- Gallery Text
Although its popularity would not take hold in China until several centuries after its introduction during the Eastern Han period (25–220 CE), the religious teachings of Buddhism began in South Asia around the 5th century BCE, and by the 3rd century BCE, figural images with distinctive regional styles arose. Two grew to particular prominence, later serving as major inspirations for artisans in Central Asia and China. In the northwestern region of ancient Gandhara (parts of present-day India, Pakistan, and Afghanistan), artisans working in brightly polychromed gray schist or white stucco took their cues from Greek sculpture, creating figures with Classical facial features, thick curly locks, and heavy drapery. Gandhara was ruled by a series South Asian Buddhist Sculpture of Indo-Greek kings from the fourth century BCE onward and long served as an important artistic gateway between India and the West. Meanwhile, near the northcentral Indian city of Mathura, artisans drew inspiration from indigenous Indian sculptural styles, celebrating the corporeality of the body, which they draped in diaphanous robes that revealed its structure. Mathuran images were typically sculpted in mottled red sandstone quarried in nearby Sikri, and like their Gandharan counterparts, they were naturalistically painted. Visual elements drawn from both of these styles are visible in the early Chinese Buddhist sculptures on display in the next gallery.
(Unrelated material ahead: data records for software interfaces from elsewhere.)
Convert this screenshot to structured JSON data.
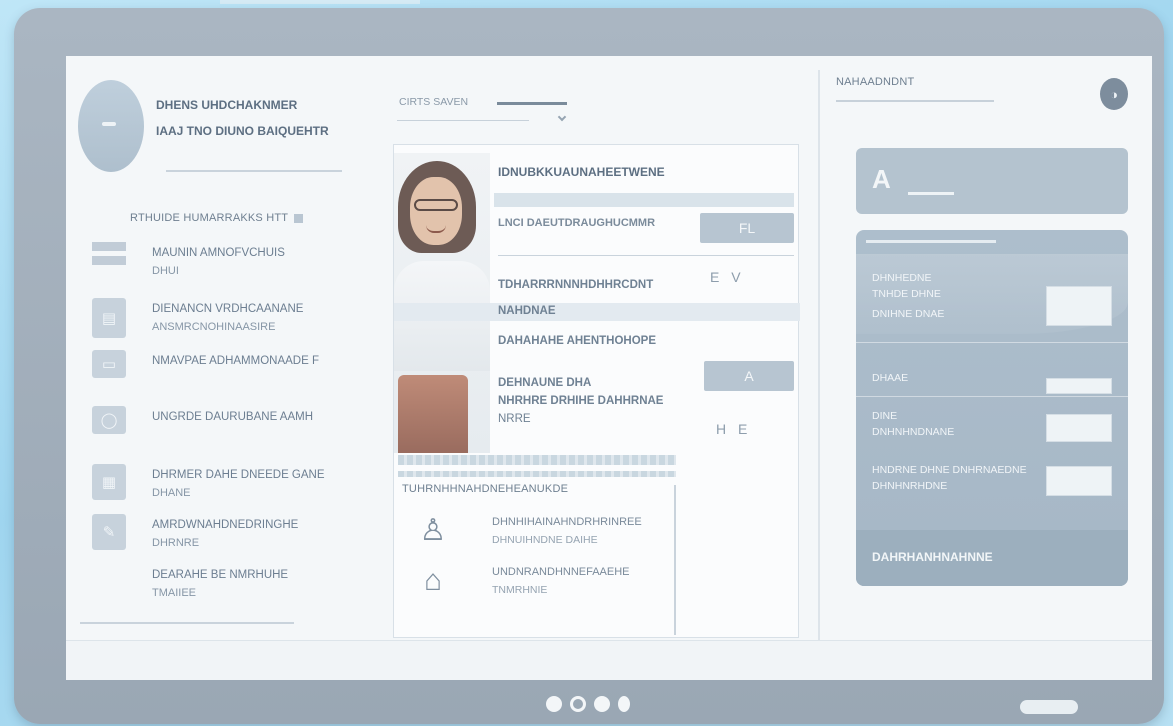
{
  "profile": {
    "name": "DHENS UHDCHAKNMER",
    "subtitle": "IAAJ TNO DIUNO BAIQUEHTR"
  },
  "left": {
    "section_title": "RTHUIDE HUMARRAKKS HTT",
    "nav": [
      {
        "icon": "list-icon",
        "label": "MAUNIN AMNOFVCHUIS",
        "sub": "DHUI"
      },
      {
        "icon": "document-icon",
        "label": "DIENANCN VRDHCAANANE",
        "sub": "ANSMRCNOHINAASIRE"
      },
      {
        "icon": "monitor-icon",
        "label": "NMAVPAE ADHAMMONAADE F",
        "sub": ""
      },
      {
        "icon": "chat-icon",
        "label": "UNGRDE DAURUBANE AAMH",
        "sub": ""
      },
      {
        "icon": "calendar-icon",
        "label": "DHRMER DAHE DNEEDE GANE",
        "sub": "DHANE"
      },
      {
        "icon": "edit-icon",
        "label": "AMRDWNAHDNEDRINGHE",
        "sub": "DHRNRE"
      },
      {
        "icon": "",
        "label": "DEARAHE BE NMRHUHE",
        "sub": "TMAIIEE"
      }
    ]
  },
  "middle": {
    "search_label": "CIRTS SAVEN",
    "card": {
      "title": "IDNUBKKUAUNAHEETWENE",
      "line1": "LNCI DAEUTDRAUGHUCMMR",
      "pill1": "FL",
      "glyphs1": "E V",
      "line2": "TDHARRRNNNHDHHRCDNT",
      "line3": "NAHDNAE",
      "line4": "DAHAHAHE AHENTHOHOPE",
      "line5": "DEHNAUNE DHA",
      "line6": "NHRHRE DRHIHE DAHHRNAE",
      "line7": "NRRE",
      "pill2": "A",
      "glyphs2": "H E",
      "list_header": "TUHRNHHNAHDNEHEANUKDE",
      "list": [
        {
          "icon": "person-icon",
          "l1": "DHNHIHAINAHNDRHRINREE",
          "l2": "DHNUIHNDNE DAIHE"
        },
        {
          "icon": "person-outline-icon",
          "l1": "UNDNRANDHNNEFAAEHE",
          "l2": "TNMRHNIE"
        }
      ]
    }
  },
  "right": {
    "title": "NAHAADNDNT",
    "user_icon": "user-icon",
    "card_glyph": "A",
    "panel": {
      "rows": [
        {
          "l1": "DHNHEDNE",
          "l2": "TNHDE DHNE"
        },
        {
          "l1": "DNIHNE DNAE",
          "l2": ""
        },
        {
          "l1": "DHAAE",
          "l2": ""
        },
        {
          "l1": "DINE",
          "l2": "DNHNHNDNANE"
        },
        {
          "l1": "HNDRNE DHNE DNHRNAEDNE",
          "l2": "DHNHNRHDNE"
        }
      ],
      "footer": "DAHRHANHNAHNNE"
    }
  },
  "colors": {
    "accent_panel": "#adbecc",
    "page_bg": "#bfe6f7"
  }
}
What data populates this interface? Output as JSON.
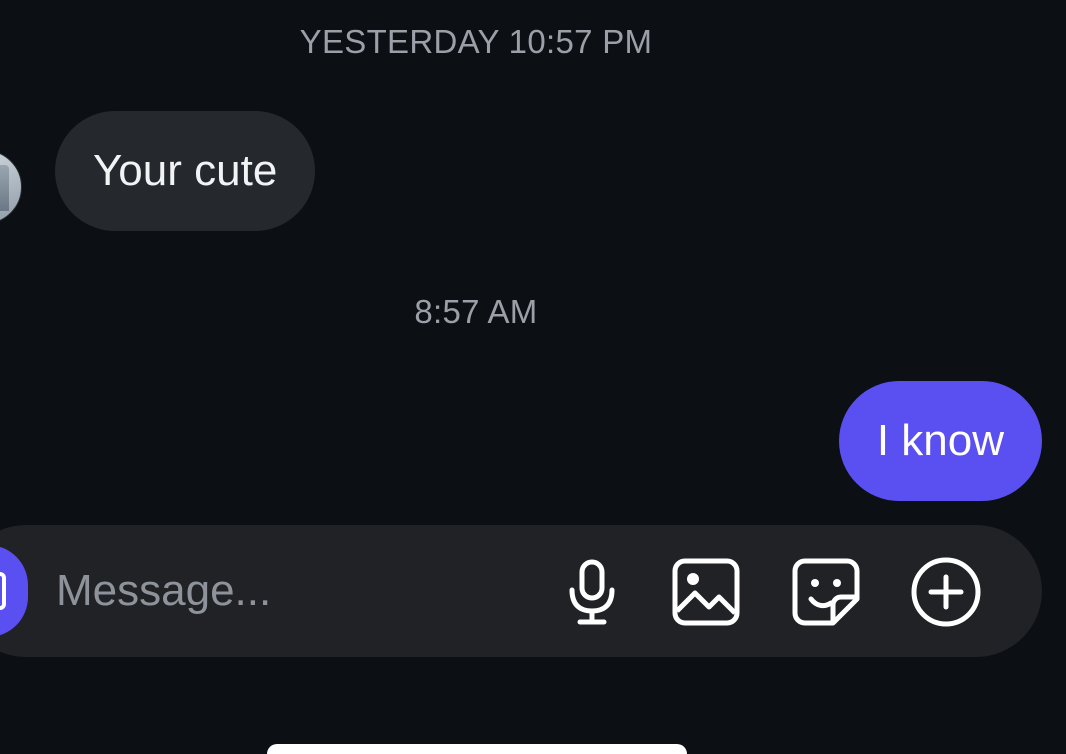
{
  "conversation": {
    "timestamp_yesterday": "YESTERDAY 10:57 PM",
    "timestamp_today": "8:57 AM",
    "incoming_message": "Your cute",
    "outgoing_message": "I know"
  },
  "composer": {
    "placeholder": "Message...",
    "icons": [
      "camera-icon",
      "microphone-icon",
      "gallery-icon",
      "sticker-icon",
      "plus-icon"
    ]
  },
  "colors": {
    "background": "#0c0f14",
    "incoming_bubble": "#25282d",
    "outgoing_bubble": "#5a4ff0",
    "composer": "#202225",
    "timestamp_text": "#9ba0a8"
  }
}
With small mouth, slender nose, crisp, planar intersection of forehead and eyes, and wavy locks of hair, this idealized image of a Buddha bears all the Classical features of Greek-inspired Gandharan sculptures. The figure’s ushnisha, or cranial protuberance, which here resembles a topknot of hair, is the most important iconographic attribute of a Buddha and represents a physical manifestation of the Buddha’s expanded wisdom gained at the time of his enlightenment.
- Identification and Creation
- Object Number
- Head of a Buddha, Gandharan style
- Work Type
- sculpture, head
- 2nd century
- Creation Place: South Asia, Pakistan, Gandhara
- Kushan period, c.100 BCE-250 CE
Level 1, Room 1740, Early Chinese Art, Arts of Ancient China from the Neolithic to the Bronze Age
View this object's location on our interactive map
- Physical Descriptions
- Dark gray schist
- H. 40.3 x W. 20.2 x D. 22 cm (15 7/8 x 7 15/16 x 8 11/16 in.)
- Lois Orswell, Pomfret Center, CT (by 1998), gift; to Harvard University Art Museums, 1998.
- Acquisition and Rights
- Credit Line
- Harvard Art Museums/Arthur M. Sackler Museum, The Lois Orswell Collection, by gift
- Accession Year
- Object Number
- Asian and Mediterranean Art
- The Harvard Art Museums encourage the use of images found on this website for personal, noncommercial use, including educational and scholarly purposes. To request a higher resolution file of this image, please submit an online request.
- Publication History
Marjorie B. Cohn and Sarah Kianovsky, Lois Orswell, David Smith, and Modern Art, exh. cat., Harvard University Art Museums (Cambridge, MA, 2002), cat. no. 331, fig. 74, pp. 162-163, 365
- Exhibition History
Lois Orswell, David Smith, and Modern Art, Harvard University Art Museums, Cambridge, 09/21/2002 - 02/16/2003
32Q: 1740 Early China I, Harvard Art Museums, 11/01/2014 - 01/01/9999
- Subjects and Contexts
Google Art Project
This record has been reviewed by the curatorial staff but may be incomplete. Our records are frequently revised and enhanced. For more information please contact the Division of Asian and Mediterranean Art at firstname.lastname@example.org